Motion S5M-14349: #ZeroHunger

22 Oct 2018

That the Parliament welcomes World Food Day 2018 on 16 October, which has the theme, Our Actions are our Future, and commits to a so-called #ZeroHunger world by 2030; believes that this is an opportunity to raise awareness of people experiencing hunger and to remind everyone that hunger should be ended; understands that everybody can help to achieve #ZeroHunger by making sure that they do not waste food, produce more with less and adopt a more healthy and sustainable diet; considers that the world is bountiful and that there is no excuse for people to be living in hunger, and recognises the responsibility that everyone has to work towards ending world hunger and poverty.

Motion S5M-14347: Barriers to Eating Healthily

22 Oct 2018

That the Parliament notes the findings of a study carried out by the Social Mobility Fund in conjunction with Kellogg’s, What are the barriers to eating healthily in the UK?; understands that it describes one-in-10 of the country’s most deprived areas as being so-called food deserts, which are places where poverty, poor transport and that a lack of big supermarkets limit the availability of fresh fruit and vegetables; deplores the finding that, in Scotland, 80% of these areas are in Glasgow; notes that the report suggests that 39% of people with a household income under £10,000, and 23% with one between £10,000 and £20,000, stated that groceries were a strain on finances; believes that the study also found that healthy products cost three times as much per calorie than those that are less healthy; considers that more needs to be done to ensure that people in the most deprived communities can afford healthy food, and calls on all levels of government to act to tackle the problems that this report has highlighted.


17 Oct 2018

Last week, John met with the Cancer Research UK team at the SNP party conference in Glasgow to learn about the charity’s priorities for beating cancer sooner in Scotland.
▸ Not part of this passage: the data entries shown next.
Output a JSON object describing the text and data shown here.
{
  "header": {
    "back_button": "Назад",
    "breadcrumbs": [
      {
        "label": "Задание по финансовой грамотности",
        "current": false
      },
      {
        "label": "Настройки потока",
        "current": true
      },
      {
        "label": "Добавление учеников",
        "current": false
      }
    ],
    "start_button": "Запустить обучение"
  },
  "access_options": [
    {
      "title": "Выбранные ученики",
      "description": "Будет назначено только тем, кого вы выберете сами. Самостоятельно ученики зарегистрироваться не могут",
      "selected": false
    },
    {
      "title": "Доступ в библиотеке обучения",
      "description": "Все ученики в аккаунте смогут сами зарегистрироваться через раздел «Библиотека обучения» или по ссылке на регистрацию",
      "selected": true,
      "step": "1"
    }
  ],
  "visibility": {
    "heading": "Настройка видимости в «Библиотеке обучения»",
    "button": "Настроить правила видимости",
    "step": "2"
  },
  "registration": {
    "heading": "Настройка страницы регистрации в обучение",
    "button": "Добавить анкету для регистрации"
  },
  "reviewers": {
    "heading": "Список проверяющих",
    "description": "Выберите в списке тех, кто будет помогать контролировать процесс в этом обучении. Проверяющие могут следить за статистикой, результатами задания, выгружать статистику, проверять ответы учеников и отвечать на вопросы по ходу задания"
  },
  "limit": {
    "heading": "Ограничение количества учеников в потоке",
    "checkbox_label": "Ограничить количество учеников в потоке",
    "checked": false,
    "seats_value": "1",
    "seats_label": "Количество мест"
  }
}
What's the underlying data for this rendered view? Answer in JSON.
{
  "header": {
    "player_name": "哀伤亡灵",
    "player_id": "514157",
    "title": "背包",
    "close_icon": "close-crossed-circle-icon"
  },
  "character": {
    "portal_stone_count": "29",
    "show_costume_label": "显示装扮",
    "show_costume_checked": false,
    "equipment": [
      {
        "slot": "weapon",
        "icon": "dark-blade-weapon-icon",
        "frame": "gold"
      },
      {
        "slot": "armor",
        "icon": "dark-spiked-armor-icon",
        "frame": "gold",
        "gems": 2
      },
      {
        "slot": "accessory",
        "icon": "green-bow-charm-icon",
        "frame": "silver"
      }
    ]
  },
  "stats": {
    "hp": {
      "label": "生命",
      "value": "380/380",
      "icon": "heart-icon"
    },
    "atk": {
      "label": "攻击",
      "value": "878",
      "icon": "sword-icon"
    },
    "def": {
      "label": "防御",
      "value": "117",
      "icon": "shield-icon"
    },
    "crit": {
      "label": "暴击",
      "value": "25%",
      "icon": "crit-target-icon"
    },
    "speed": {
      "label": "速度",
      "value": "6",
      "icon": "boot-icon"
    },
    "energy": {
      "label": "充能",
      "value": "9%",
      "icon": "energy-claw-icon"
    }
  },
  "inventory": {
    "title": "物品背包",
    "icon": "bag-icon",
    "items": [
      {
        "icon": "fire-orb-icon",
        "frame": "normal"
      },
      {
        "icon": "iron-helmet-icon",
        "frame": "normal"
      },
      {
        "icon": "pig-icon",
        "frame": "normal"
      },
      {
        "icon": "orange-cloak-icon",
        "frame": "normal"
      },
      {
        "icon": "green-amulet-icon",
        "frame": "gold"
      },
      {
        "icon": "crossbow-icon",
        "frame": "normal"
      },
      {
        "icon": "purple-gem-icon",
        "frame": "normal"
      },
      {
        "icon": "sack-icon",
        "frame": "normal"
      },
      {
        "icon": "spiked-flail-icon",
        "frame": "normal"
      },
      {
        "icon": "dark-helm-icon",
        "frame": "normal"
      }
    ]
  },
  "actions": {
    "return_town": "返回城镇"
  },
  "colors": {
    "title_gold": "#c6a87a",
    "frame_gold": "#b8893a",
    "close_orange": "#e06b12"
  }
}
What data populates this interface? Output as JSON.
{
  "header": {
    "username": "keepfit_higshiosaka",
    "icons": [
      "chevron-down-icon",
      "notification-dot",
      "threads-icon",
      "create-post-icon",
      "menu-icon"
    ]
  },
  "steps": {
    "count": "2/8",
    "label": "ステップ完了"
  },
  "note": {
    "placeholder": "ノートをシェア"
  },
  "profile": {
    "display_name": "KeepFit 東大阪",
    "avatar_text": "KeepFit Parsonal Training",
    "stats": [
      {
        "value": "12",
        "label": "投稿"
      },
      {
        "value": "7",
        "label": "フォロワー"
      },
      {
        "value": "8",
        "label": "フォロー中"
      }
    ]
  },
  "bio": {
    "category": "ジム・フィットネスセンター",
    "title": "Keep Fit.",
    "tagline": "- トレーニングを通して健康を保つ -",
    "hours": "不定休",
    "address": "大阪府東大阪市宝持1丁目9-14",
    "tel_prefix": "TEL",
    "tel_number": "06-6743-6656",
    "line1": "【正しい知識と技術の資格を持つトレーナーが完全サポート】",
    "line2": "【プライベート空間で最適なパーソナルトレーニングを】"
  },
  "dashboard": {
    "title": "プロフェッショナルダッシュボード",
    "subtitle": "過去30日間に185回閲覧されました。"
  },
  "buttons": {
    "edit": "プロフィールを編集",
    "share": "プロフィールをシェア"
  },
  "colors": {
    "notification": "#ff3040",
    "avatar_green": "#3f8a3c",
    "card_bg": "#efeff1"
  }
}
John said: “Cancer has a huge impact on people and their families in Glasgow Shettleston Constituency, so it has been a fantastic opportunity to meet with Cancer Research UK staff to learn more about their priorities and how early diagnosis saves lives.”



He heard about Cancer Research UK’s latest campaign, which highlights the need for action to address shortages in the diagnostic workforce in Scotland. Cancer Research UK is calling on the Scottish Government to take a strategic approach to workforce planning to ensure we have a service that meets patient demand.


Early diagnosis is vital. If someone’s cancer is diagnosed at an early stage, then it is more likely that that person will survive. For some of the most common types of cancer, survival is more than three times higher when the disease is diagnosed at its earliest stages.


However, only 78.7% of patients received the diagnostic tests they needed within six weeks in the quarter ending 30 June 2018.* The target is that no one should be waiting longer than six weeks for a test. This means that more than 18,500 patients in Scotland waited more than the target time of six weeks to receive a diagnostic test.


By 2035, more than 40,000 people are expected to be diagnosed with cancer every year across Scotland, an increase of more than 8,000 people on 2015 levels.** More staff are urgently needed to keep up with the demand for life-saving tests and treatments, yet currently 1 in 10 NHS diagnostic posts are unfilled.***


Gregor McNie, Head of External Affairs at Cancer Research UK, said: “Healthcare staff in Scotland are working harder than ever to diagnose and treat people with cancer.”


“But the NHS in Scotland does not have enough staff to be as effective as possible in diagnosing cancer.”


“The Scottish Government has taken some very welcome steps to address these issues, such as a recent international recruitment drive to increase the number of radiologists and its Endoscopy Action Plan. But broader, long-term action is needed.”


“Cancer Research UK is calling on the Scottish Government to take these specific actions to accelerate progress towards 3 in 4 people surviving their cancer by 2034.”


16 Oct 2018

John Mason MSP is urging deaf people in Shettleston who have queries about benefits to use a charity’s social security advocacy service.

The service, which is run by the charity Action on Hearing Loss Scotland, can provide people who are Deaf or have hearing loss – including British Sign Language (BSL) users – with information, advice and, where possible, formal representation to challenge benefits decisions.


John Mason MSP said: “Information about social security can often be difficult to understand and it is important that people can access the support that they are entitled to.


“I’m pleased to see Action on Hearing Loss Scotland providing this service and encourage deaf or hard of hearing people in Shettleston to use the charity’s support if you have queries, claims or want to make an appeal about social security benefits.”


Teri Devine, Director of Action on Hearing Loss Scotland, said: “We appreciate John Mason MSP’s support for our social security advocacy service which can provide details and advice about a range of benefits.


“If you are Deaf or have hearing loss and need some help to understand what processes to follow to apply for support you may be entitled to, or are confused about letters you have received regarding your benefits, we would be delighted to help you make sense of it all.”


For information about Action on Hearing Loss Scotland’s social security advice service, call telephone: 0141 341 5346, text: 07388 227407 or email:  British Sign Language users can contact via the ContactSCOTLAND-BSL service.